Beverly Hills developer gets 4 years in prison for bribing LA County official

A Beverly Hills developer was sentenced Thursday to four years in prison for bribing a Los Angeles County official in what prosecutors described as one of the largest corruption cases in Los Angeles history.

Arman Gabaee, 61, admitted to giving a county official dozens of cash payments during furtive meetings in cars, restaurants and men’s rooms while collecting lucrative real estate leases in return.

The developer also offered to buy the official, Thomas J. Shepos, a $1 million home in exchange for the county spending $45 million to lease office space on a Gabaee property in Hawthorne.

U.S. District Judge George H. Wu rejected the government’s request for nine years in prison, but accepted its recommendation for a $1.1 million fine that Gabaee must pay at the end of of March Wu called the case an example of “systemic” public corruption.

“There’s a lot of that,” the judge said.

The developer, who also goes by Gabay, told Wu that his payments to Shepos were “an isolated situation that I’m very ashamed of, and I’m very ashamed of it.”

“I understand that I have done something wrong, and I ask you for mercy,” he said.

Gabaee was co-founder and co-managing partner of Charles Co., a development company in Hollywood. He pleaded guilty to a bribery charge in May.
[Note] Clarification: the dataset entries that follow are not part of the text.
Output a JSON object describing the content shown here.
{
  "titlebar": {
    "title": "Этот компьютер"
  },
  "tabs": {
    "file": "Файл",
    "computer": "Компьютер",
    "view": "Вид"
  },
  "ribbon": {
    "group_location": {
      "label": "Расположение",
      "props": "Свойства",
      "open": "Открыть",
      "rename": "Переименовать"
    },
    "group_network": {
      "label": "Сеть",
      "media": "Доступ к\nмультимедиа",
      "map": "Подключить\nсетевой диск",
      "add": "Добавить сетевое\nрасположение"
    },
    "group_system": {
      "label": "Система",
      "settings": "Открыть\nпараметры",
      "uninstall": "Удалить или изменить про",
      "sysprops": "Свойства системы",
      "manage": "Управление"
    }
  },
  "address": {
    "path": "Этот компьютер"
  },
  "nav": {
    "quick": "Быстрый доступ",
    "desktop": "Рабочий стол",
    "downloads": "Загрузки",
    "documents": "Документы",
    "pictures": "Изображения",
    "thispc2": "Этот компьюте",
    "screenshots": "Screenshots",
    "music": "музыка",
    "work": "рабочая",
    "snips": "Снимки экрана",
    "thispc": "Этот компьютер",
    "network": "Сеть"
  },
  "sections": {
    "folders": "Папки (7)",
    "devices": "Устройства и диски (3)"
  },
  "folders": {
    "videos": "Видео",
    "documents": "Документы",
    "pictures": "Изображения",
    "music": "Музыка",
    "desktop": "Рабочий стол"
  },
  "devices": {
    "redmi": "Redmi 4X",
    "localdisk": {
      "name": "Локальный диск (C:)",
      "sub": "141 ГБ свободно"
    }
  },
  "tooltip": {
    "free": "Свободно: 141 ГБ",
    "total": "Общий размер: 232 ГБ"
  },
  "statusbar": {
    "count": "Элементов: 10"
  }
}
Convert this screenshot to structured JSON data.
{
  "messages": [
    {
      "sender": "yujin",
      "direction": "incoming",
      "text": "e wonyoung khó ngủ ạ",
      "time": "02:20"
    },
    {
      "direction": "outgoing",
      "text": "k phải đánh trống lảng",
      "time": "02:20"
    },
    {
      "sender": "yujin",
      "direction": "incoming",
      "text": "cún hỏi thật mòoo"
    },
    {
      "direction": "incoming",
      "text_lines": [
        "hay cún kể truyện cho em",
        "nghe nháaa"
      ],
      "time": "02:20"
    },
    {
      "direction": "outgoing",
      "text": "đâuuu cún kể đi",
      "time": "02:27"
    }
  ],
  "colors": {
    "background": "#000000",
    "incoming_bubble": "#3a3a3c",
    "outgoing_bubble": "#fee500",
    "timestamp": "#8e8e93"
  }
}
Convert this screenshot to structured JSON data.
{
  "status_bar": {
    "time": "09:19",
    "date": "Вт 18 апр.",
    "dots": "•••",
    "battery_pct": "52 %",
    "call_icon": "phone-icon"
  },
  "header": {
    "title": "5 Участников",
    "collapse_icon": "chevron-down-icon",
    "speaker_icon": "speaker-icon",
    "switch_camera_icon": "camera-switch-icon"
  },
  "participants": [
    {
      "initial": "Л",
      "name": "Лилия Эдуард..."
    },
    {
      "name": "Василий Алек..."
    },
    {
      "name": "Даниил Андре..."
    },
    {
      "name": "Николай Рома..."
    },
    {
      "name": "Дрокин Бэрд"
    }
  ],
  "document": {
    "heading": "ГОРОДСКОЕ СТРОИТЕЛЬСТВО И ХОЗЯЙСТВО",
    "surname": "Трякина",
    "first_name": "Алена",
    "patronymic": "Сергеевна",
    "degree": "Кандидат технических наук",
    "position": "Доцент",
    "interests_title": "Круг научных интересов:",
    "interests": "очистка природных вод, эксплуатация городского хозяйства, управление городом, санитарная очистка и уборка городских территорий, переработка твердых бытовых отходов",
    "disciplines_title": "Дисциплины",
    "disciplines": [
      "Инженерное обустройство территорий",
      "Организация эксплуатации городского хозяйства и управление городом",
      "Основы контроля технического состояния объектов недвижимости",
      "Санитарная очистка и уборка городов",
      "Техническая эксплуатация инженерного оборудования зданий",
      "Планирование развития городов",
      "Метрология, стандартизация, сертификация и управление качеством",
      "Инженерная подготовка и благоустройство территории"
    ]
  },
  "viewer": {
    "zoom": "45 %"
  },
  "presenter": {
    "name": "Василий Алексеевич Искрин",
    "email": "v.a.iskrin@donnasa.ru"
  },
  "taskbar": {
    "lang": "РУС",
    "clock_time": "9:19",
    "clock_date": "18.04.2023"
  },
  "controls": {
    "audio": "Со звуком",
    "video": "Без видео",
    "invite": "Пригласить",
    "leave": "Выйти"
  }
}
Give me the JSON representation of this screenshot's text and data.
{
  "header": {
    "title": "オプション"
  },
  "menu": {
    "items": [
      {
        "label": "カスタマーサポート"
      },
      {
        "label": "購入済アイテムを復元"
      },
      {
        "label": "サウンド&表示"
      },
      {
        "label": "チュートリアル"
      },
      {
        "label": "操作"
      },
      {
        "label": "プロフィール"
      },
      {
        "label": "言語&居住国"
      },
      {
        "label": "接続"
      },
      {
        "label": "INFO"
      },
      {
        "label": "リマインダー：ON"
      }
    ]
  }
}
“This is one of the largest corruption cases in the history of this district,” said Deputy US Agent. Lindsey Greer Dotson told Wu while arguing Thursday for a harsher sentence.

Citing FBI wiretaps indicating potentially corrupt dealings by Gabaee with other public officials, he said: “This was just a tiny sample of how this defendant does business.”

“I don’t know if I can go that far,” Wu replied.

From 2010 to 2017, Gabaee paid Shepos $1,000 a month in exchange for county leases, attractive lease terms, non-public information and other perks.

As a senior official in the county’s real estate division, Shepos negotiated leases between property owners and the county. The leases were subject to approval by the Board of Supervisors.

In December 2016, Shepos began cooperating with the FBI, which soon recorded receiving more bribes from Gabaee. Shepos pleaded guilty in 2018 to making false statements to the FBI about bribes and signing a false 2014 tax return.

Gabaee went on record as offering Shepos a million-dollar home in Northern California’s wine country in exchange for a 10-year lease that would make L.A. County the tenant of his Hawthorne property Mal.

Gabaee moved quickly to sell the property, saying the $45 million long-term lease from a reliable tenant caused the property’s market value to soar overnight from $17 million to $500 million dollars, according to the government.

“His seven years of monthly cash bribes, culminating in a massive multi-million dollar bribe, was not [born] of financial or emotional desperation, but immense, deliberate and almost unfathomable greed,” Greer Dotson and Assistant US Atty. Thomas F. Rybarczyk wrote in a note to the court. “He had it all, and yet it was never enough.”

Several dozen of Gabaee’s family and friends attended the sentencing. Some of them wept loudly after Gabaee was jailed for four years. According to Robert Shapiro, his attorney, about 150 supporters wrote letters to the judge asking for leniency for Gabaee, including some expressing gratitude for the developer’s gifts to charity.

Shapiro asked for 18 months of home confinement and no prison time for Gabaee. He urged Wu to give credit to Gabaee for his rehabilitation of properties in impoverished sections of South Los Angeles

“Arman deeply regrets his foolish and self-defeating decision to make the illicit payments to Tom Shepos,” Shapiro and other Gabaee lawyers told Wu in a memo.

“It is his sincere hope that the Court will weigh this error against his remarkable track record of investing in the city center and providing first-class rental properties to the wider community.”

Leave a Reply

Your email address will not be published. Required fields are marked *